"When I first started teaching nine years ago, parents just assumed circumcision was something you did to all baby boys . . . but now more parents are bringing it up in class," says Schick. "They want to know the pros and cons and seem to be making more informed decisions."
Some parents decide to go ahead with circumcision at birth, some physicians say, rather than take the slight risk that it might have to be done for medical reasons later in life when it could be more traumatic or painful.
For a long time, cervical cancer in women was thought to be linked to uncircumcized males, says CDC's Stone, adding to the pressure to circumcise. "But we really don't know if cervical cancer is a sexually transmitted disease."
Penile cancer in uncircumcized men has also been used as a medical reason for circumcision. But penile cancer in this country is extremely rare in both circumcized and uncircumcized men, accounting for about 0.2 percent -- or about 1 out of every 500 -- of all male cancers, according to Dr. Matthew Zack, chief of the cancer branch in CDC's division of chronic disease control.
In countries where routine circumcision is not the rule, cancer of the penis is higher.
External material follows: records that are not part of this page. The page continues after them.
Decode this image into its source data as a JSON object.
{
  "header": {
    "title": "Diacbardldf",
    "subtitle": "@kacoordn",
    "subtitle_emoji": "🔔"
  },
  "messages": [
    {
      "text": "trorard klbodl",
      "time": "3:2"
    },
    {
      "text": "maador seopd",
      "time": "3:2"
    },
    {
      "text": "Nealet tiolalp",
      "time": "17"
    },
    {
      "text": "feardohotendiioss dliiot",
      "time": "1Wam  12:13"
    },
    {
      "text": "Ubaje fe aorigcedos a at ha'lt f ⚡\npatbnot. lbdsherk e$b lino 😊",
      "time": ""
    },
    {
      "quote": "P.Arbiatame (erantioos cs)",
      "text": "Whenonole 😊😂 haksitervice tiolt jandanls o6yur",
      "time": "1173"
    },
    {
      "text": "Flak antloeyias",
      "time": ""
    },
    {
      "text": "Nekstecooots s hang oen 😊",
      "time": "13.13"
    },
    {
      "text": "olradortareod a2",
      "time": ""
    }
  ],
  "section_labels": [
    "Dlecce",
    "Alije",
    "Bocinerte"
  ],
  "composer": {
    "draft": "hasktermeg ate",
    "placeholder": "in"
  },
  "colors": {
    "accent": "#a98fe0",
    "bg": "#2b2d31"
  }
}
In India, for example, it accounts for about 16.7 percent of all male cancers.
Medical schools now teach that circumcision is unnecessary, says Dr. James A. Patterson, an obstetrician at the Georgetown University Medical School. But he says some doctors may neglect to pass that information on to their patients. "If mothers ask, then of course we lay out the alternatives, but only about 25 percent ask."
Dr. David A. Grimes of CDC said he assumed parents would begin to ask questions about circumcision as an outgrowth of the natural childbirth movement, but said he has seen very little change in the past 15 years.
"Most [parents] have no understanding that this is an operation normally done without anesthesia," he says, "and that it requires their informed consent." Studies have shown that some women mistakenly believe circumcision is necessary for admission into the Armed Services or that it is done to prevent masturbating or excessive crying, he says.
"There is great concern about minimizing birth trauma to the newborn, using subdued lighting, encouraging immediate trust and bonding . . . Yet parents don't seem to see it as inconsistent to strap a baby boy spread-eagle to a hard surface a day or so later, douse him with cold antiseptic and then use a crushing clamp to excise penile tissue."
Grimes says he has no objection to circumcizing men who later develop phimosis, a chronic inability to retract the foreskin, or any pathology where surgery is necessary.
"If it needs to be done at age 1 or 5 or 30, then it can be done with anesthesia . . . I object to it for newborns because it is so cruel. Yet we doctors get away with it because infants can't articulate their anguish."
For the nation's Jewish community, circumcision is a sacred, religious ritual, not a medical procedure.
Jews have circumcised infant males on the eighth day after birth to symbolize their blood covenant with God since 1713 B.C., when the Book of Genesis says the prophet Abraham first made ritual circumcision mandatory.
"Circumcision is not important medically, except in very few cases, but for we Jews, that fact does not matter. We do it because the Bible tells us to and because of our spiritual relationship with God," said Rabbi Samuel Weiss, who has performed "thousands and thousands" of ritual circumcision ceremonies -- called a bris -- in his 38 years as a rabbi and mohel in the Washington area.
"It's not painful. People are wrong when they say it is. If it was painful, then doctors wouldn't do it. Babies cry very little, and we mohels are very fast."